I thought quantum suicide is not controversial since MWI is obviously correct?

I agree MWI is solid, I'm not suggesting that be flagged. But it does not in any way imply quantum suicide; the latter is somewhere between fringe and crackpot, and a proven memetic hazard with at least one recorded death to its credit.

And the AI section? Well, the list is supposed to reflect the opinions hold in the LW community, especially by EY and the SIAI. I'm trying my best to do so and by that standard, how controversial is AI going FOOM etc.?

Well, AI go FOOM etc is again somewhere in the area between fringe and crackpot, as judged by people who actually know about the subject. If the list were specifically supposed to represent the opinions of the SIAI, then it would belong on the SIAI website, not on LW.

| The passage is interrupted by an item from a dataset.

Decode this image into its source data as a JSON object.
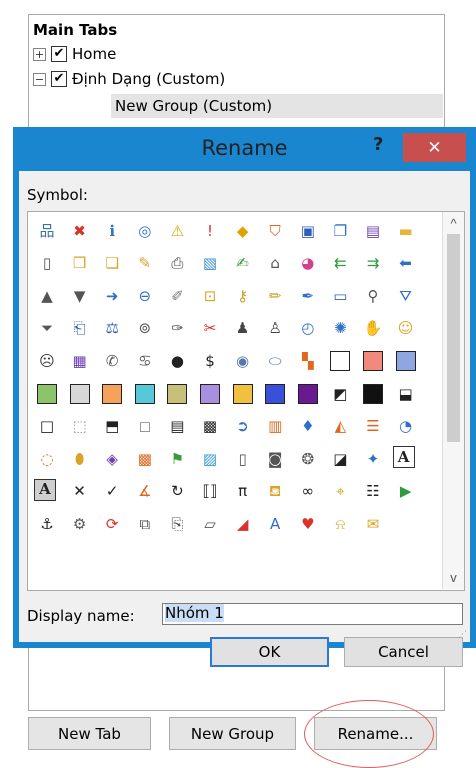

Eliezer's Permutation City crossover story? It is on the list for some time, if you are talking about the 'The Finale of the Ultimate Meta Mega Crossover' story.

So it is, cool.

Comment author: RichardKennaway 13 October 2010 09:40:59AM 2 points [-]

[quantum suicide is] a proven memetic hazard with at least one recorded death to its credit.

I hadn't heard of this -- can you give more details?

Comment author: rwallace 13 October 2010 04:53:02PM 5 points [-]
Comment author: khafra 13 October 2010 07:10:23PM 3 points [-]

Not even the most optimistic interpretations of quantum immortality/quantum suicide think it can bring other people back from the dead. Does it count as a memetic hazard if only a very mistaken version of it is hazardous?

Comment author: XiXiDu 14 October 2010 01:37:29PM *  2 points [-]

Why not? If you kill yourself in any branch that lacks the structure that is your father, then the only copies of you that will be alive are those that don't care or those that live in the unlikely universes where your father is alive (even if it means life extension breakthroughs or that he applied for cryonics.)

ETA: I guess you don't need life extension. After all it is physical possible to grow 1000 years old, if unlikely. Have I misunderstood something here?

Comment author: khafra 14 October 2010 08:12:22PM *  1 point [-]

The way I understand quantum suicide, it's supposed to force your future survival into the relatively scarce branches where an event goes the way you want it by making it dependent on that event. Killing yourself after living in the branch where that event did not go the way you wanted at some time in the past is just ordinary suicide; although there's certainly room for a new category along the lines of "counterfactual quantum suicide," or something.

edit: Although, to the extent that counterfactual quantum suicide would only occur to someone who'd heard of traditional, orthodox quantum suicide, the latter would be a memetic hazard.

Comment author: DanielVarga 16 October 2010 05:24:05PM 0 points [-]

Why not? If you kill yourself in any branch that lacks the structure that is your father, then the only copies of you that will be alive are those that don't care or those that live in the unlikely universes where your father is alive (even if it means life extension breakthroughs or that he applied for cryonics.)

No, that's not what would happen. Rather, being faithful to your commitment, you would go on a practically infinite suicide spree (*) searching for your father. A long and melancholic story with a suprise happy ending.

(*) I googled it and was sad to see that the phrase "suicide spree" is already taken for a different concept.

Comment author: Document 11 October 2010 10:56:35PM *  0 points [-]

I expected the link to be the Ultimate Meta Mega Crossover.

(disclaimer: haven't read)